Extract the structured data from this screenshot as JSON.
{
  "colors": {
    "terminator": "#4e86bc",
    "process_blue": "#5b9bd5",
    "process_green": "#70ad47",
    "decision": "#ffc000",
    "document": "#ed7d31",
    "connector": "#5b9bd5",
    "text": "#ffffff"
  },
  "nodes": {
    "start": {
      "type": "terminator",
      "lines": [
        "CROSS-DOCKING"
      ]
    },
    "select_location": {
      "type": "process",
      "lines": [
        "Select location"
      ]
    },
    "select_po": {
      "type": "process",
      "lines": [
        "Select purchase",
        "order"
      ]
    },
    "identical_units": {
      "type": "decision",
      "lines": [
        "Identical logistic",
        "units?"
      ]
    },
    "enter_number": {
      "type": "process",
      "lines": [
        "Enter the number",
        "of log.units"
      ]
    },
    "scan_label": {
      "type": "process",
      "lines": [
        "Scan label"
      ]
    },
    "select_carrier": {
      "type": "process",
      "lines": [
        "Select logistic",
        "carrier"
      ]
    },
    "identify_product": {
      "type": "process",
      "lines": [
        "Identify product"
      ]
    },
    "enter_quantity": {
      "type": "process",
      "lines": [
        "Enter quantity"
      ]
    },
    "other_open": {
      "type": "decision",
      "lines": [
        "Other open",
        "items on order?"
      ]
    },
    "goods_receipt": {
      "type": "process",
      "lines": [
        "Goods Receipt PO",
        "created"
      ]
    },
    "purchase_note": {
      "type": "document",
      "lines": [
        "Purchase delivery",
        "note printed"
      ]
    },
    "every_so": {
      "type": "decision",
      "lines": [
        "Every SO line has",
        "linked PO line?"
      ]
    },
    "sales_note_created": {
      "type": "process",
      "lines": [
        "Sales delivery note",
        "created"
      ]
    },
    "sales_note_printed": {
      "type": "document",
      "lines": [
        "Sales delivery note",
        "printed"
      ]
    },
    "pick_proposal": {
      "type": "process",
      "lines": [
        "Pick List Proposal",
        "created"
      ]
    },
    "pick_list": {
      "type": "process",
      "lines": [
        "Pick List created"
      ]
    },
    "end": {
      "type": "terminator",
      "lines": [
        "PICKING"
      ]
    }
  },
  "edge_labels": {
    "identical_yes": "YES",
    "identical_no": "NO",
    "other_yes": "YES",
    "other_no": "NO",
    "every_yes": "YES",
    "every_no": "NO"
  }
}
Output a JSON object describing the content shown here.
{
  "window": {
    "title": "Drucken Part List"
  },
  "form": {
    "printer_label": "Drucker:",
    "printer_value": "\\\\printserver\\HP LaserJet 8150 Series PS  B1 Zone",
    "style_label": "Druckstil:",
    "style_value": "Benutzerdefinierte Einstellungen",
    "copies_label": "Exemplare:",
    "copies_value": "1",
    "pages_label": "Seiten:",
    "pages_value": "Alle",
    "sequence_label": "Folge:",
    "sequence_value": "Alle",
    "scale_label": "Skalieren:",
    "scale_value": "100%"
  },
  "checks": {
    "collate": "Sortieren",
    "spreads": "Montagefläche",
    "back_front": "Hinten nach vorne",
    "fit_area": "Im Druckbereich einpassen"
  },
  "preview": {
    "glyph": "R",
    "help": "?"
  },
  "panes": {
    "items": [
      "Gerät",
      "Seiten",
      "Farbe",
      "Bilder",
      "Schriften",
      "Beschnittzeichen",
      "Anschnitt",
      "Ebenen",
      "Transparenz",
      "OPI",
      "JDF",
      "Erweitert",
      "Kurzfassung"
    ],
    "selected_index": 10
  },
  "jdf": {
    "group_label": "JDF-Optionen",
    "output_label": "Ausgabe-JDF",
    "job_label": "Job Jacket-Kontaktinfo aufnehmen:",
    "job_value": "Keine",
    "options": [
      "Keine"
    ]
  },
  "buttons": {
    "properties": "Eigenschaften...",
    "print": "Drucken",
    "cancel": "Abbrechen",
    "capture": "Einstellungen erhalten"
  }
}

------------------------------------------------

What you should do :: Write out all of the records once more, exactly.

Exercise answer ::
Extract the structured data from this screenshot as JSON.
{
  "colors": {
    "terminator": "#4e86bc",
    "process_blue": "#5b9bd5",
    "process_green": "#70ad47",
    "decision": "#ffc000",
    "document": "#ed7d31",
    "connector": "#5b9bd5",
    "text": "#ffffff"
  },
  "nodes": {
    "start": {
      "type": "terminator",
      "lines": [
        "CROSS-DOCKING"
      ]
    },
    "select_location": {
      "type": "process",
      "lines": [
        "Select location"
      ]
    },
    "select_po": {
      "type": "process",
      "lines": [
        "Select purchase",
        "order"
      ]
    },
    "identical_units": {
      "type": "decision",
      "lines": [
        "Identical logistic",
        "units?"
      ]
    },
    "enter_number": {
      "type": "process",
      "lines": [
        "Enter the number",
        "of log.units"
      ]
    },
    "scan_label": {
      "type": "process",
      "lines": [
        "Scan label"
      ]
    },
    "select_carrier": {
      "type": "process",
      "lines": [
        "Select logistic",
        "carrier"
      ]
    },
    "identify_product": {
      "type": "process",
      "lines": [
        "Identify product"
      ]
    },
    "enter_quantity": {
      "type": "process",
      "lines": [
        "Enter quantity"
      ]
    },
    "other_open": {
      "type": "decision",
      "lines": [
        "Other open",
        "items on order?"
      ]
    },
    "goods_receipt": {
      "type": "process",
      "lines": [
        "Goods Receipt PO",
        "created"
      ]
    },
    "purchase_note": {
      "type": "document",
      "lines": [
        "Purchase delivery",
        "note printed"
      ]
    },
    "every_so": {
      "type": "decision",
      "lines": [
        "Every SO line has",
        "linked PO line?"
      ]
    },
    "sales_note_created": {
      "type": "process",
      "lines": [
        "Sales delivery note",
        "created"
      ]
    },
    "sales_note_printed": {
      "type": "document",
      "lines": [
        "Sales delivery note",
        "printed"
      ]
    },
    "pick_proposal": {
      "type": "process",
      "lines": [
        "Pick List Proposal",
        "created"
      ]
    },
    "pick_list": {
      "type": "process",
      "lines": [
        "Pick List created"
      ]
    },
    "end": {
      "type": "terminator",
      "lines": [
        "PICKING"
      ]
    }
  },
  "edge_labels": {
    "identical_yes": "YES",
    "identical_no": "NO",
    "other_yes": "YES",
    "other_no": "NO",
    "every_yes": "YES",
    "every_no": "NO"
  }
}
Output a JSON object describing the content shown here.
{
  "window": {
    "title": "Drucken Part List"
  },
  "form": {
    "printer_label": "Drucker:",
    "printer_value": "\\\\printserver\\HP LaserJet 8150 Series PS  B1 Zone",
    "style_label": "Druckstil:",
    "style_value": "Benutzerdefinierte Einstellungen",
    "copies_label": "Exemplare:",
    "copies_value": "1",
    "pages_label": "Seiten:",
    "pages_value": "Alle",
    "sequence_label": "Folge:",
    "sequence_value": "Alle",
    "scale_label": "Skalieren:",
    "scale_value": "100%"
  },
  "checks": {
    "collate": "Sortieren",
    "spreads": "Montagefläche",
    "back_front": "Hinten nach vorne",
    "fit_area": "Im Druckbereich einpassen"
  },
  "preview": {
    "glyph": "R",
    "help": "?"
  },
  "panes": {
    "items": [
      "Gerät",
      "Seiten",
      "Farbe",
      "Bilder",
      "Schriften",
      "Beschnittzeichen",
      "Anschnitt",
      "Ebenen",
      "Transparenz",
      "OPI",
      "JDF",
      "Erweitert",
      "Kurzfassung"
    ],
    "selected_index": 10
  },
  "jdf": {
    "group_label": "JDF-Optionen",
    "output_label": "Ausgabe-JDF",
    "job_label": "Job Jacket-Kontaktinfo aufnehmen:",
    "job_value": "Keine",
    "options": [
      "Keine"
    ]
  },
  "buttons": {
    "properties": "Eigenschaften...",
    "print": "Drucken",
    "cancel": "Abbrechen",
    "capture": "Einstellungen erhalten"
  }
}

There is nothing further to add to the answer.